He also said that the legislature’s action in violation of the Separation of Powers “stripped away” the court’s ability to ensure the safety of a victim and their family.

In a confusing statement following the ruling, Illinois Attorney General Kwame Raoul claimed the end of cash bail portion of the SAFE-T Act will still go into effect on January 1 in all of the state’s 102 counties.

Raoul also said his office intends to appeal the court’s ruling to the Illinois Supreme Court.

Pritzker also released a statement following the ruling, saying that it is a “setback for the principles we fought to protect.”

“The General Assembly and advocates worked to replace an antiquated criminal justice system with a system rooted in equity and fairness. We cannot and should not defend a system that fails to keep people safe by allowing those who are a threat to their community the ability to simply buy their way out of jail.
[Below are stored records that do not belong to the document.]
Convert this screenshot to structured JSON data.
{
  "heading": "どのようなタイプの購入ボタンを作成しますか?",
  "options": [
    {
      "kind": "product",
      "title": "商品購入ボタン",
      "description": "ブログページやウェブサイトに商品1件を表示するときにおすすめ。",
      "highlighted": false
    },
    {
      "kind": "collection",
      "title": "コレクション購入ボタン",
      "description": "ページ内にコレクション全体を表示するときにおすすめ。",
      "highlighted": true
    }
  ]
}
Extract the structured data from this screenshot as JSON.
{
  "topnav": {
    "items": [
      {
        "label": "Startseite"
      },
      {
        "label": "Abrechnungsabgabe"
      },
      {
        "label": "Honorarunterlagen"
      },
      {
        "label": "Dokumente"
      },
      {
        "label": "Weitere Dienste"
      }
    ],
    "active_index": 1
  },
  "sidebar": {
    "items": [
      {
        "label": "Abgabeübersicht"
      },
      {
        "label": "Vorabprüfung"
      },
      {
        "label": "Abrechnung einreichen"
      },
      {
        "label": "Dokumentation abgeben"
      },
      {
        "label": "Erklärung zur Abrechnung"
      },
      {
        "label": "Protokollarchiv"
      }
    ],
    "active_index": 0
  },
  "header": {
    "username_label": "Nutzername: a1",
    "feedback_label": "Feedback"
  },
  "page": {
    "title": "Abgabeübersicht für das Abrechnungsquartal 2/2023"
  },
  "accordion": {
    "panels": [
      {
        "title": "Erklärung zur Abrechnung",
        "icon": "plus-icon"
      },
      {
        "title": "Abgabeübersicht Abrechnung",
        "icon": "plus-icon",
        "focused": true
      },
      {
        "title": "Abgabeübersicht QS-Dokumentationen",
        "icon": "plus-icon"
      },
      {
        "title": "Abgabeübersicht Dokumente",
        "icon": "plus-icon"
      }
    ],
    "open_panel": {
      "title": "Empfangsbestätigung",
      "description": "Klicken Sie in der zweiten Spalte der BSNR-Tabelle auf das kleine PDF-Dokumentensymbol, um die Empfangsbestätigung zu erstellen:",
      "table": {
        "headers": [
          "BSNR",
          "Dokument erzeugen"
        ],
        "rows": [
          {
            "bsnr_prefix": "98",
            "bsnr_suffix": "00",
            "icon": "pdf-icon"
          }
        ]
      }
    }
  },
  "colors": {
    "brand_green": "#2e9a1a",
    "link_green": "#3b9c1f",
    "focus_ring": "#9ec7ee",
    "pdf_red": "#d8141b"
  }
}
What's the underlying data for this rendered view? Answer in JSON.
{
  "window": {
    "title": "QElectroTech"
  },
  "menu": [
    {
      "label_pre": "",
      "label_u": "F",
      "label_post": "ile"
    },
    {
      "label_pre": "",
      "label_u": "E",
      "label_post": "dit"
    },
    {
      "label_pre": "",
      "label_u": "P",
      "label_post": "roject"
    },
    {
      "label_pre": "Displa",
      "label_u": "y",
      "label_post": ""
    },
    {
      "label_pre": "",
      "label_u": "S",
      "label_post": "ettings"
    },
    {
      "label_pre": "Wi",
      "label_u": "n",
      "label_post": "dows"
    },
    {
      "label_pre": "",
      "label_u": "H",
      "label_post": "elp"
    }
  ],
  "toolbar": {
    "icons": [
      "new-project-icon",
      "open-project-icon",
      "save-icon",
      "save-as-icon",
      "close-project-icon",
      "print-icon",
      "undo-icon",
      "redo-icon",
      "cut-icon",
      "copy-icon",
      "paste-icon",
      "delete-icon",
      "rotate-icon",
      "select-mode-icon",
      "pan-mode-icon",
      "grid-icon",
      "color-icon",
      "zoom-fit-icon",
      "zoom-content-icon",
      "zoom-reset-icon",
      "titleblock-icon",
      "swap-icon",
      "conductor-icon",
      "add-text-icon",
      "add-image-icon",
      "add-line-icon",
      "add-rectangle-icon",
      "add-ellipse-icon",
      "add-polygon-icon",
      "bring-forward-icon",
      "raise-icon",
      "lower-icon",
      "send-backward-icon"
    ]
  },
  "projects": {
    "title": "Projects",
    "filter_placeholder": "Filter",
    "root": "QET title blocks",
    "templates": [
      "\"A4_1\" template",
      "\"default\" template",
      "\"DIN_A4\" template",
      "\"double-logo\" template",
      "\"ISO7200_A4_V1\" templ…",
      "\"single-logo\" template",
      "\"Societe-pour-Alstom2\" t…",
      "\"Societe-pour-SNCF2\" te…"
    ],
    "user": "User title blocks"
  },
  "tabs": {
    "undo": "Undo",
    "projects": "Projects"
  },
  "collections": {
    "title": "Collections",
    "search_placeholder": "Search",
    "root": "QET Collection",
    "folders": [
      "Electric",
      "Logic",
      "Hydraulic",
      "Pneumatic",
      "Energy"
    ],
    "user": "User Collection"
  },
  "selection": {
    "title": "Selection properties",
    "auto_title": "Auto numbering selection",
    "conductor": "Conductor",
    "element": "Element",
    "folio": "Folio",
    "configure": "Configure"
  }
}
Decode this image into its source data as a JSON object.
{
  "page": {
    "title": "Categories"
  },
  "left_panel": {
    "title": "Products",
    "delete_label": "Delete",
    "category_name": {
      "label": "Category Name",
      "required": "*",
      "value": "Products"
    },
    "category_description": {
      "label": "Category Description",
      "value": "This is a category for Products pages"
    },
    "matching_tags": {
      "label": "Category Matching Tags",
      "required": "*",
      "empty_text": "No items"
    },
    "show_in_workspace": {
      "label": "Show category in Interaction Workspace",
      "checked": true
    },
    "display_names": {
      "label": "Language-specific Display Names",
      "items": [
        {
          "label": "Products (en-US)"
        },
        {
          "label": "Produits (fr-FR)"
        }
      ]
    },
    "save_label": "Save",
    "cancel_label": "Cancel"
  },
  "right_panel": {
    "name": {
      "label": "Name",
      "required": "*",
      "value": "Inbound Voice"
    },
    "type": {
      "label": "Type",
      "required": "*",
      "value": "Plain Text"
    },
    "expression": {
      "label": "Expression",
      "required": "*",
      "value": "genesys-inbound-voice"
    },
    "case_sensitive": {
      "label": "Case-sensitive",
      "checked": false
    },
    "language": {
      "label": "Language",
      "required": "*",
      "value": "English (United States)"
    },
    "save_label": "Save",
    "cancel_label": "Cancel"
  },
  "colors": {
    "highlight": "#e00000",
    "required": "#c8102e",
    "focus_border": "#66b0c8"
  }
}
I thank the Attorney General for his work on this case and look forward to the Illinois Supreme Court taking up the appeal as soon as possible,” Pritzker said.

The Center Square and Lake and McHenry County Scanner both contributed to this report.